Meanwhile, Eva Ellis continued teaching at Columbia Grammar and the Leonard School while also raising the children. In 1951 she received a Master of Arts from New York University. From 1952-1960 she taught French at Ardsley High School in Ardsley, New York. Beginning in 1963 she taught French and German language and literature courses at Mercy College in Dobbs Ferry, New York. She also continued the degree she had begun at the University of Brussels, receiving her doctorate in 1970, becoming a full professor at Mercy College. She also worked as a graduate councilor and later became chair of the Education Department. In November 1986 the College's Honors Student Center was dedicated to her and John in honor of their long connection with Mercy College. A scholarship was named for her, the Eva Ellis Travel Scholarship Fund, to assist honors students in studying abroad.
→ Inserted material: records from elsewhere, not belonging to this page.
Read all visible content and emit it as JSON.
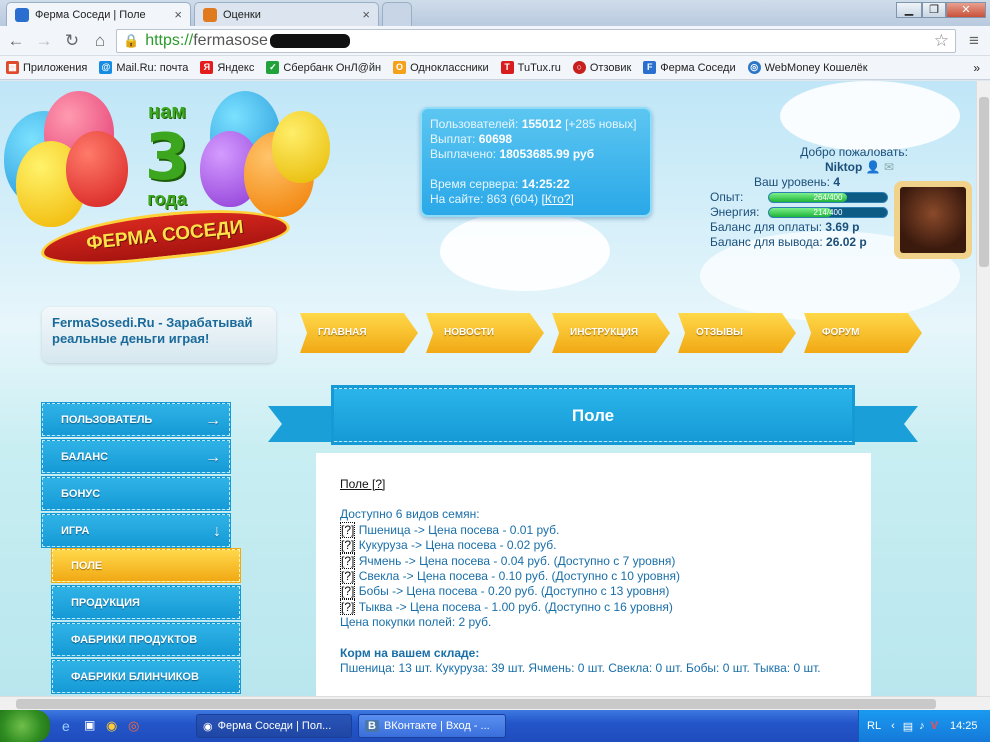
{
  "browser": {
    "tabs": [
      {
        "label": "Ферма Соседи | Поле"
      },
      {
        "label": "Оценки"
      }
    ],
    "url": {
      "scheme": "https://",
      "host": "fermasose"
    },
    "bookmarks": [
      {
        "label": "Приложения",
        "icon": "apps-icon",
        "color": "#e04a2a"
      },
      {
        "label": "Mail.Ru: почта",
        "icon": "mailru-icon",
        "color": "#168de2"
      },
      {
        "label": "Яндекс",
        "icon": "yandex-icon",
        "color": "#e51c1c"
      },
      {
        "label": "Сбербанк ОнЛ@йн",
        "icon": "sberbank-icon",
        "color": "#22a23b"
      },
      {
        "label": "Одноклассники",
        "icon": "ok-icon",
        "color": "#f5a11a"
      },
      {
        "label": "TuTux.ru",
        "icon": "tutux-icon",
        "color": "#d71d1d"
      },
      {
        "label": "Отзовик",
        "icon": "otzovik-icon",
        "color": "#c8201e"
      },
      {
        "label": "Ферма Соседи",
        "icon": "ferma-icon",
        "color": "#2a6fd0"
      },
      {
        "label": "WebMoney Кошелёк",
        "icon": "webmoney-icon",
        "color": "#2d77c9"
      }
    ]
  },
  "logo": {
    "nam": "нам",
    "three": "3",
    "goda": "года",
    "ribbon": "ФЕРМА СОСЕДИ"
  },
  "stats": {
    "users_label": "Пользователей:",
    "users": "155012",
    "users_new": "[+285 новых]",
    "payouts_label": "Выплат:",
    "payouts": "60698",
    "paid_label": "Выплачено:",
    "paid": "18053685.99 руб",
    "time_label": "Время сервера:",
    "time": "14:25:22",
    "online_label": "На сайте:",
    "online": "863 (604)",
    "who": "[Кто?]"
  },
  "user": {
    "welcome": "Добро пожаловать:",
    "name": "Niktop",
    "level_label": "Ваш уровень:",
    "level": "4",
    "exp_label": "Опыт:",
    "exp_text": "264/400",
    "exp_fraction": 0.66,
    "energy_label": "Энергия:",
    "energy_text": "214/400",
    "energy_fraction": 0.535,
    "balance_pay_label": "Баланс для оплаты:",
    "balance_pay": "3.69 р",
    "balance_out_label": "Баланс для вывода:",
    "balance_out": "26.02 р"
  },
  "slogan": "FermaSosedi.Ru - Зарабатывай реальные деньги играя!",
  "menu": [
    "ГЛАВНАЯ",
    "НОВОСТИ",
    "ИНСТРУКЦИЯ",
    "ОТЗЫВЫ",
    "ФОРУМ"
  ],
  "sidebar": [
    {
      "label": "ПОЛЬЗОВАТЕЛЬ",
      "arrow": "→"
    },
    {
      "label": "БАЛАНС",
      "arrow": "→"
    },
    {
      "label": "БОНУС",
      "arrow": ""
    },
    {
      "label": "ИГРА",
      "arrow": "↓"
    },
    {
      "label": "ПОЛЕ",
      "arrow": ""
    },
    {
      "label": "ПРОДУКЦИЯ",
      "arrow": ""
    },
    {
      "label": "ФАБРИКИ ПРОДУКТОВ",
      "arrow": ""
    },
    {
      "label": "ФАБРИКИ БЛИНЧИКОВ",
      "arrow": ""
    }
  ],
  "page_title": "Поле",
  "content": {
    "heading": "Поле [?]",
    "intro": "Доступно 6 видов семян:",
    "seeds": [
      "Пшеница -> Цена посева - 0.01 руб.",
      "Кукуруза -> Цена посева - 0.02 руб.",
      "Ячмень -> Цена посева - 0.04 руб. (Доступно с 7 уровня)",
      "Свекла -> Цена посева - 0.10 руб. (Доступно с 10 уровня)",
      "Бобы -> Цена посева - 0.20 руб. (Доступно с 13 уровня)",
      "Тыква -> Цена посева - 1.00 руб. (Доступно с 16 уровня)"
    ],
    "q": "[?]",
    "field_price": "Цена покупки полей: 2 руб.",
    "feed_heading": "Корм на вашем складе:",
    "feed": "Пшеница: 13 шт. Кукуруза: 39 шт. Ячмень: 0 шт. Свекла: 0 шт. Бобы: 0 шт. Тыква: 0 шт."
  },
  "taskbar": {
    "tasks": [
      "Ферма Соседи | Пол...",
      "ВКонтакте | Вход - ..."
    ],
    "lang": "RL",
    "clock": "14:25"
  }
}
Eva Ellis retired from Mercy College in 1986.

Following his retirement from Sintercast in 1982, John Ellis began studying at Mercy College, to broaden his knowledge in the humanities, especially the areas of history, art history, literature, Italian, and biology. He and Eva traveled to India in 1986.

Eva Ellis died in August 2004 in Florida, John Ellis in New York in October 2009. They had four grandchildren.


3.75 Linear Feet


The Ellis Family Collection consists of the papers of John and Eva Ellis and of many of their related family members. The collection has a particular focus on the education, marriage, and emigration of John (born Hans Elias) and Eva (née Steinitz), with further documentation of the couple's early lives and later professions. In addition, the collection holds a great deal of information on their extended families, with material on the related Elias, Steinitz/ Samuel, Fein, Goldschmidt, Eschwege, Mindus, and related families, including documentation of individual family members and the families in general and their histories. The collection includes extensive family and personal correspondence, official documents and correspondence, personal and professional writing, educational certificates, immigration documentation, photographs and photo albums, family trees and narratives of family history, and other documentation.

Separated Material

A few duplicate photocopies of documents were removed from the collection. Frames were removed from photographs for preservation purposes. A photo album in folder 3/17 was removed due to preservation concerns.

Processing Information

Processing of the archival collection was begun by Samantha Lanevi and completed by Dianne Ritchey. Most correspondence was gathered together to form Series I, however the intermingled correspondence and documentation from Hans Elias's years in Berlin and Brussels was kept together and now forms Subseries 2 of Series II.

Guide to the Papers of the Ellis Family 1830-2009 AR 25722
Processed by Samantha Lanevi and Dianne Ritchey
© 2017
Language of description
Script of description
Language of description note
Description is in English.
Edition statement
This version was derived from EllisFamily.xml

Revision Statements

  • January 2019:: Links to digital objects added in Container List.

Repository Details

Part of the Leo Baeck Institute Repository

15 West 16th Street
New York NY 10011 United States